D is for ... Decoherence

Unless it is carefully isolated, a quantum system will “leak” information into its surroundings. This can destroy delicate states such as superposition and entanglement.

L is for ... Large Hadron Collider (LHC)

At CERN in Geneva, Switzerland, this machine is smashing apart particles in order to discover their constituent parts and the quantum laws that govern their behaviour.

O is for ... Objective reality

Niels Bohr, one of the founding fathers of quantum physics, said there is no such thing as objective reality. All we can talk about, he said, is the results of measurements we make.

E is for ... Entanglement

When two quantum objects interact, the information they contain becomes shared. This can result in a kind of link between them, where an action performed on one will affect the outcome of an action performed on the other. This “entanglement” applies even if the two particles are half a universe apart.

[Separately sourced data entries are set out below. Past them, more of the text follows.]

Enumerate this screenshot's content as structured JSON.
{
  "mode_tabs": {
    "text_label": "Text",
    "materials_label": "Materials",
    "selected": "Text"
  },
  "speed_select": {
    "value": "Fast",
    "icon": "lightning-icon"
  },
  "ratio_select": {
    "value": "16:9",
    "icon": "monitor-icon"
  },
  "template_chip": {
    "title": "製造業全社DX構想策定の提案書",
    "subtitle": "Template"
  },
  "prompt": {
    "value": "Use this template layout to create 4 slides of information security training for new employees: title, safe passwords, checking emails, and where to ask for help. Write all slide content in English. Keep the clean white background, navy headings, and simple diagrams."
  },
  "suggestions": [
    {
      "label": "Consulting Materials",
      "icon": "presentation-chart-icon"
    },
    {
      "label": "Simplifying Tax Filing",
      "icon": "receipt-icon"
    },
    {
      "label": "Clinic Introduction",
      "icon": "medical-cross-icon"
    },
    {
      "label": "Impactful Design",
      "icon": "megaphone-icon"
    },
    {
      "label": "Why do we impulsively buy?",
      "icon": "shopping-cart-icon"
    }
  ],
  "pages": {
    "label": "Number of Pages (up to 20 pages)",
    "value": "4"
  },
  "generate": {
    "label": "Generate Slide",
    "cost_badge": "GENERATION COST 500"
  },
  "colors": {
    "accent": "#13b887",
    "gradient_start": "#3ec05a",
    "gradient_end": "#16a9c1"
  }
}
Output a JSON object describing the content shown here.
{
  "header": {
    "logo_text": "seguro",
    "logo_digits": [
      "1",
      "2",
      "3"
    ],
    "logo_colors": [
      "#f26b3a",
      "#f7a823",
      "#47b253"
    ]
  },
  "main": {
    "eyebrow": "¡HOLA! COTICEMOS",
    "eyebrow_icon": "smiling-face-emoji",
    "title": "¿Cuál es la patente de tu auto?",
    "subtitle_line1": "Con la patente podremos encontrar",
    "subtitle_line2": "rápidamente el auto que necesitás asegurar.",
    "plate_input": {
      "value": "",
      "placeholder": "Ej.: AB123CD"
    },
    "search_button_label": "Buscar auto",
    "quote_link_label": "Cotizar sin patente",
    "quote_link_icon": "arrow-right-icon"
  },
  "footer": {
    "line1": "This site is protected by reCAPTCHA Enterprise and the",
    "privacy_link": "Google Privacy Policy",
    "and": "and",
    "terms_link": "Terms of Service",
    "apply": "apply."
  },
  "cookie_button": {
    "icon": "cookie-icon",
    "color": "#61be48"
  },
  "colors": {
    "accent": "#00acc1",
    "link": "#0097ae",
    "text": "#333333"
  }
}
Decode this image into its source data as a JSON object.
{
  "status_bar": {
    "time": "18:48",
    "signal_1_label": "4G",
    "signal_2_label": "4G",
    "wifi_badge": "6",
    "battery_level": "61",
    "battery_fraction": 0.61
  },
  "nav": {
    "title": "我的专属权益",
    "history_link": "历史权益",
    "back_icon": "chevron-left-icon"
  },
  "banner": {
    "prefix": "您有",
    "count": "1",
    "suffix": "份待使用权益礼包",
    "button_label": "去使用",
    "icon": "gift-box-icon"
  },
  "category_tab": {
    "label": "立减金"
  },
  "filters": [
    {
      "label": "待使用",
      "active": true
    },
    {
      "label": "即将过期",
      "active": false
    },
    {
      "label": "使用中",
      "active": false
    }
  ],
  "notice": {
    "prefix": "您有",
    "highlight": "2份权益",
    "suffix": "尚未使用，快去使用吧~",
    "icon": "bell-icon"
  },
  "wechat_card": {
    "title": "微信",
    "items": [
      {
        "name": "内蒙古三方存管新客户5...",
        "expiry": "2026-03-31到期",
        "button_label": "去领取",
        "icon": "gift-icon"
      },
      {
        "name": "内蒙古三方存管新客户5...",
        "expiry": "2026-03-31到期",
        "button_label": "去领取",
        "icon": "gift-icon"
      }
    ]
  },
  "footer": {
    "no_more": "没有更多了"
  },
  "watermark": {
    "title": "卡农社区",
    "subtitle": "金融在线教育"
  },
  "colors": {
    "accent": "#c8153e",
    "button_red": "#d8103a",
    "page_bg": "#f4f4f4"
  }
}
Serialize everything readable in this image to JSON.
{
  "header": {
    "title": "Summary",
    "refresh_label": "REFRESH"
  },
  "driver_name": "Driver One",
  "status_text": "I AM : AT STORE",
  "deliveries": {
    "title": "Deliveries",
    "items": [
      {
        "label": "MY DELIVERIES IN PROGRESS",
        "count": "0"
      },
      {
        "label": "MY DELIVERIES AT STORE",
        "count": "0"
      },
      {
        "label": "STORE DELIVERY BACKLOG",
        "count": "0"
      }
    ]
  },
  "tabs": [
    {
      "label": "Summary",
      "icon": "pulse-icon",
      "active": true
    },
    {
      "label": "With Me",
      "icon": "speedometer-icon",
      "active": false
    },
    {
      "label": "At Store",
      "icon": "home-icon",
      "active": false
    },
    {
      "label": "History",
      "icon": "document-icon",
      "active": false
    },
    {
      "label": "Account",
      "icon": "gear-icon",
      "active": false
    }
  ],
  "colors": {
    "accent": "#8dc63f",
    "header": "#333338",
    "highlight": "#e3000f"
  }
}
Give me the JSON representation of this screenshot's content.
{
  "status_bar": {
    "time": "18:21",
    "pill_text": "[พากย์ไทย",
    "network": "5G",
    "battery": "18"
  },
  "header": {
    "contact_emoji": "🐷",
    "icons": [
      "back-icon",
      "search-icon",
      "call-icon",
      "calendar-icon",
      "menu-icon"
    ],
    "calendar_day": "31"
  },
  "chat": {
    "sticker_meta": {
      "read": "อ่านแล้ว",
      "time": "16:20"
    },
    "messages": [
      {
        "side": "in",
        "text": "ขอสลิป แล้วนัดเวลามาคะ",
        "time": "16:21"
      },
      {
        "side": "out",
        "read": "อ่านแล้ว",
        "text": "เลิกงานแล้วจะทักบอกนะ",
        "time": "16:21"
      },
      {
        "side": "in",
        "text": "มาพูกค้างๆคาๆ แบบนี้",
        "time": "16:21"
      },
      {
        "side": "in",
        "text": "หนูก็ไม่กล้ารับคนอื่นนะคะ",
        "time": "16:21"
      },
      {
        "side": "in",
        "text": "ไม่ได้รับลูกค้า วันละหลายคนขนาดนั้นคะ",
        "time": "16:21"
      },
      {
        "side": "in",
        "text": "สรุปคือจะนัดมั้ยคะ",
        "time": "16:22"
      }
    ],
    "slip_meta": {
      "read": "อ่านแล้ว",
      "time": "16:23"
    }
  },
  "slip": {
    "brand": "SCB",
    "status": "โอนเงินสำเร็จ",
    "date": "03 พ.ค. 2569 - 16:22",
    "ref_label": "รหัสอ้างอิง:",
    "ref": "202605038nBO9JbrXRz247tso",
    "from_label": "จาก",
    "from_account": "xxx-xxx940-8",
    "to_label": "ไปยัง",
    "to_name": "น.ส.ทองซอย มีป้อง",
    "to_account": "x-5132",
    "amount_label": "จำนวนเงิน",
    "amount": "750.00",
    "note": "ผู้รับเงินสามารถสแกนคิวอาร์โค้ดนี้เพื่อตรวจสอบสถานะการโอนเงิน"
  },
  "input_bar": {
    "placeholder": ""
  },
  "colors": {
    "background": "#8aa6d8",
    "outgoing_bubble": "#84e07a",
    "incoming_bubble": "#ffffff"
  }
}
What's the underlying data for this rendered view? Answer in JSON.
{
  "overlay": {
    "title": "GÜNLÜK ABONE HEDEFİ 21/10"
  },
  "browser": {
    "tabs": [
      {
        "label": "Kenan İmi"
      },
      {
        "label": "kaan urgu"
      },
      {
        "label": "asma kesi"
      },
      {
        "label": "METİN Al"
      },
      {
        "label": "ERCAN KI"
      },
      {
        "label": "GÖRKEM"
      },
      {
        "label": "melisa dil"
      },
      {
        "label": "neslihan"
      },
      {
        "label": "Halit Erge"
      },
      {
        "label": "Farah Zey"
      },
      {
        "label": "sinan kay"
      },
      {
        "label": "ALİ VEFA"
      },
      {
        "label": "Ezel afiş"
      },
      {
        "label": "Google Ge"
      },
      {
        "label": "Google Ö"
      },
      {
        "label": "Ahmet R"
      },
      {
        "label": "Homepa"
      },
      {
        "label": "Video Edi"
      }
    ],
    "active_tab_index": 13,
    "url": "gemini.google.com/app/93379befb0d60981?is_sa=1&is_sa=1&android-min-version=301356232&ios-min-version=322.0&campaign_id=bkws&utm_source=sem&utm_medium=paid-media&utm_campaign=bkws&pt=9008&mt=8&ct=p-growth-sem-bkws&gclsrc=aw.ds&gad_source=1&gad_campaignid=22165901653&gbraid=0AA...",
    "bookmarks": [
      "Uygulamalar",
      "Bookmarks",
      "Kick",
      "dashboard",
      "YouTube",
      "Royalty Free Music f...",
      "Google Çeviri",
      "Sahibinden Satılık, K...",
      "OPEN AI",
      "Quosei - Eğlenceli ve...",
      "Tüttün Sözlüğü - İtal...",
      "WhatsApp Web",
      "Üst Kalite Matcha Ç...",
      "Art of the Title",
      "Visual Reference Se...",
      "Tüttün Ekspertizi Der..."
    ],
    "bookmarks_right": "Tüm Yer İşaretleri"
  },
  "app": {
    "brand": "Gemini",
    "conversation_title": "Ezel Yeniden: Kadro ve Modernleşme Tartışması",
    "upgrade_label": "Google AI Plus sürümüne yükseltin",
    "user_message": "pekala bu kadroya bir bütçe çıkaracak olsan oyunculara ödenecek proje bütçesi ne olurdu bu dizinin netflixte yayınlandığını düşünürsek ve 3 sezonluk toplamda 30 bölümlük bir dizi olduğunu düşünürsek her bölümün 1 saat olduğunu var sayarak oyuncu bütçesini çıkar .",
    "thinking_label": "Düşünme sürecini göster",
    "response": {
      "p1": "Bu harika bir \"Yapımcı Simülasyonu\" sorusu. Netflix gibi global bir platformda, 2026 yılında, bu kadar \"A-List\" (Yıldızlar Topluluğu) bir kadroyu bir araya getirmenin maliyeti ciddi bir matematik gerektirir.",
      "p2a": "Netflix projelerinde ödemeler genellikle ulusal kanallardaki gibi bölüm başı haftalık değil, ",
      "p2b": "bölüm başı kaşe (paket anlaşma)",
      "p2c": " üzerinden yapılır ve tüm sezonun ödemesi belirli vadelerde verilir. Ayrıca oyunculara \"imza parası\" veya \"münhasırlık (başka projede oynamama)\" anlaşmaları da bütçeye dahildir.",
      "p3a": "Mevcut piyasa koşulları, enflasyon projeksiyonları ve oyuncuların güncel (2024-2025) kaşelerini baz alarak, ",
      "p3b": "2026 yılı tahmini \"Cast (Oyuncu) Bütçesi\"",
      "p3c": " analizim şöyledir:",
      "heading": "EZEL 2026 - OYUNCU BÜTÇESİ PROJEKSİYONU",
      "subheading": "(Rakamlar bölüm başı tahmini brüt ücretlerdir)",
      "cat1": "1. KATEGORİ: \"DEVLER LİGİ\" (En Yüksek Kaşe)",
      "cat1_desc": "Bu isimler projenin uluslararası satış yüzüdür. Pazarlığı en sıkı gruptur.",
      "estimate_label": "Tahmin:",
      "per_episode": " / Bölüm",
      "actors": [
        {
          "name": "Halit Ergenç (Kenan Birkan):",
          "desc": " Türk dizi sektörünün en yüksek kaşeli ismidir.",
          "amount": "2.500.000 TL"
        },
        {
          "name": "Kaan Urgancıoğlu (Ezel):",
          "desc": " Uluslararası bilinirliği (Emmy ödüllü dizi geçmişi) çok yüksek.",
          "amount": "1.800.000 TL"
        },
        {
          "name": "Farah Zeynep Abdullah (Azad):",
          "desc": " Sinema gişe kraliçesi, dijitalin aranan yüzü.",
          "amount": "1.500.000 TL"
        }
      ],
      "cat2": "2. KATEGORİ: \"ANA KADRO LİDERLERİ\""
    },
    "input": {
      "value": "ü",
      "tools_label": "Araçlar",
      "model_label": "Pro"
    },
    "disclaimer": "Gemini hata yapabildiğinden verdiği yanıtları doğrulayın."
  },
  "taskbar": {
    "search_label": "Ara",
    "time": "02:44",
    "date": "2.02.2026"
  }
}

M is for ... Multiverse

Our most successful theories of cosmology suggest that our universe is one of many universes that bubble off from one another. It’s not clear whether it will ever be possible to detect these other universes.

R is for ... Reality

Since the predictions of quantum theory have been right in every experiment ever done, many researchers think it is the best guide we have to the nature of reality. Unfortunately, that still leaves room for plenty of ideas about what reality really is!

M is for ... Many Worlds Theory

Some researchers think the best way to explain the strange characteristics of the quantum world is to allow that each quantum event creates a new universe.

Y is for ... Young's Double Slit Experiment

In 1801, Thomas Young proved light was a wave, and overthrew Newton’s idea that light was a “corpuscle”.

A is for ... Atom

This is the basic building block of matter that creates the world of chemical elements – although it is made up of more fundamental particles.

X is for ... X-ray

In 1923 Arthur Compton shone X-rays onto a block of graphite and found that they bounced off with their energy reduced exactly as would be expected if they were composed of particles colliding with electrons in the graphite. This was the first indication of radiation’s particle-like nature.